[Records from a data collection]
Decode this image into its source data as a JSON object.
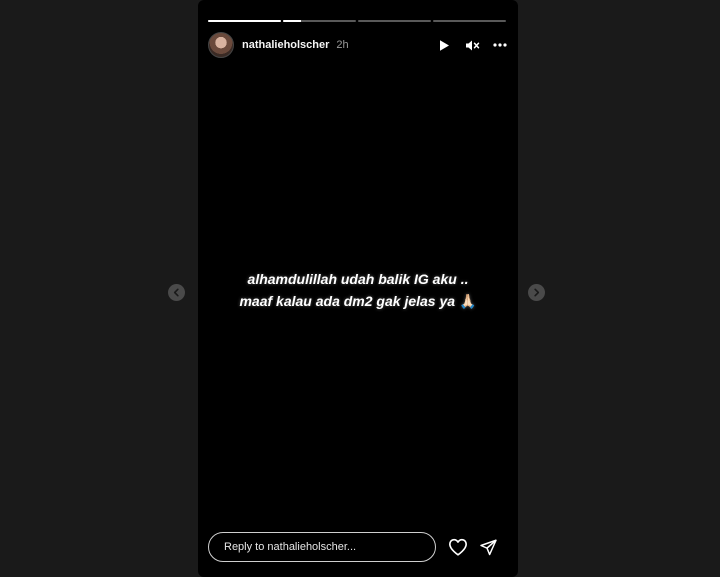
{
  "story": {
    "progress": [
      1.0,
      0.25,
      0.0,
      0.0
    ],
    "header": {
      "username": "nathalieholscher",
      "timestamp": "2h",
      "controls": [
        "play-icon",
        "mute-icon",
        "more-options-icon"
      ]
    },
    "caption": {
      "line1": "alhamdulillah udah balik IG aku ..",
      "line2": "maaf kalau ada dm2 gak jelas ya",
      "emoji": "🙏🏻"
    },
    "reply": {
      "placeholder": "Reply to nathalieholscher..."
    },
    "footer_icons": [
      "heart-icon",
      "send-icon"
    ]
  },
  "navigation": {
    "prev": "chevron-left-icon",
    "next": "chevron-right-icon"
  },
  "colors": {
    "viewer_background": "#1a1a1a",
    "story_background": "#000000",
    "text": "#ffffff",
    "timestamp": "#9a9a9a"
  }
}
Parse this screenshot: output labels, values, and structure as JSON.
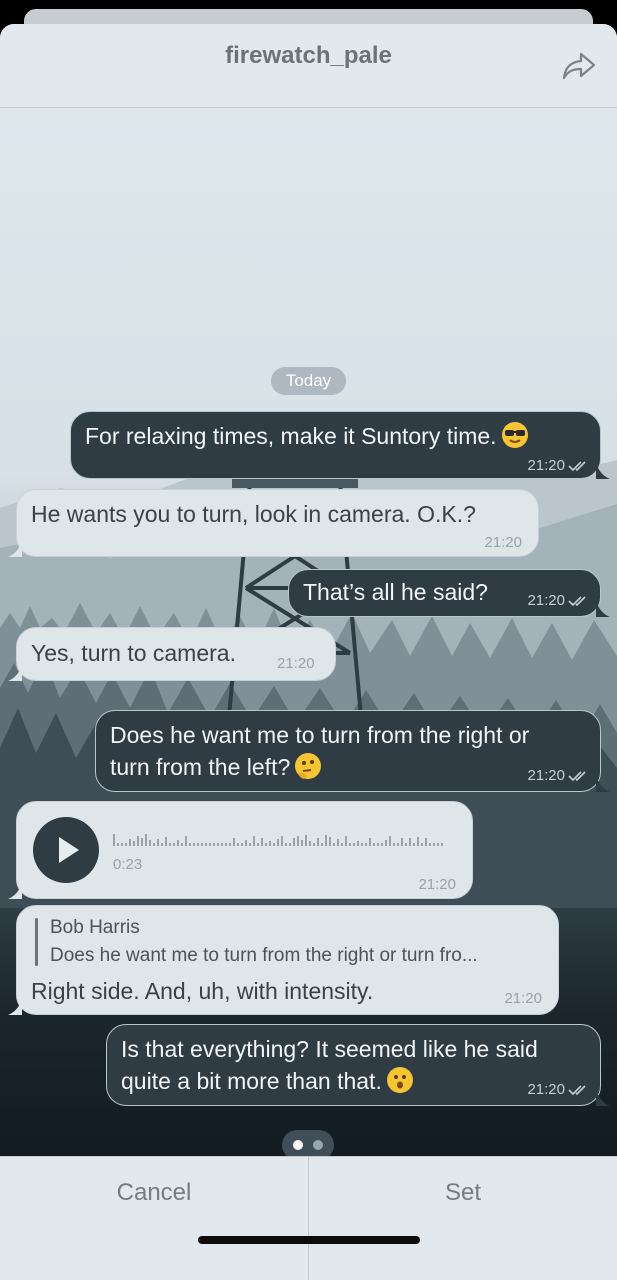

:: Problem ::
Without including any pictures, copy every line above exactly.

:: Response for this exercise ::
Decode this image into its source data as a JSON object.
{
  "story": {
    "progress": [
      1.0,
      0.25,
      0.0,
      0.0
    ],
    "header": {
      "username": "nathalieholscher",
      "timestamp": "2h",
      "controls": [
        "play-icon",
        "mute-icon",
        "more-options-icon"
      ]
    },
    "caption": {
      "line1": "alhamdulillah udah balik IG aku ..",
      "line2": "maaf kalau ada dm2 gak jelas ya",
      "emoji": "🙏🏻"
    },
    "reply": {
      "placeholder": "Reply to nathalieholscher..."
    },
    "footer_icons": [
      "heart-icon",
      "send-icon"
    ]
  },
  "navigation": {
    "prev": "chevron-left-icon",
    "next": "chevron-right-icon"
  },
  "colors": {
    "viewer_background": "#1a1a1a",
    "story_background": "#000000",
    "text": "#ffffff",
    "timestamp": "#9a9a9a"
  }
}
Parse this screenshot: output labels, values, and structure as JSON.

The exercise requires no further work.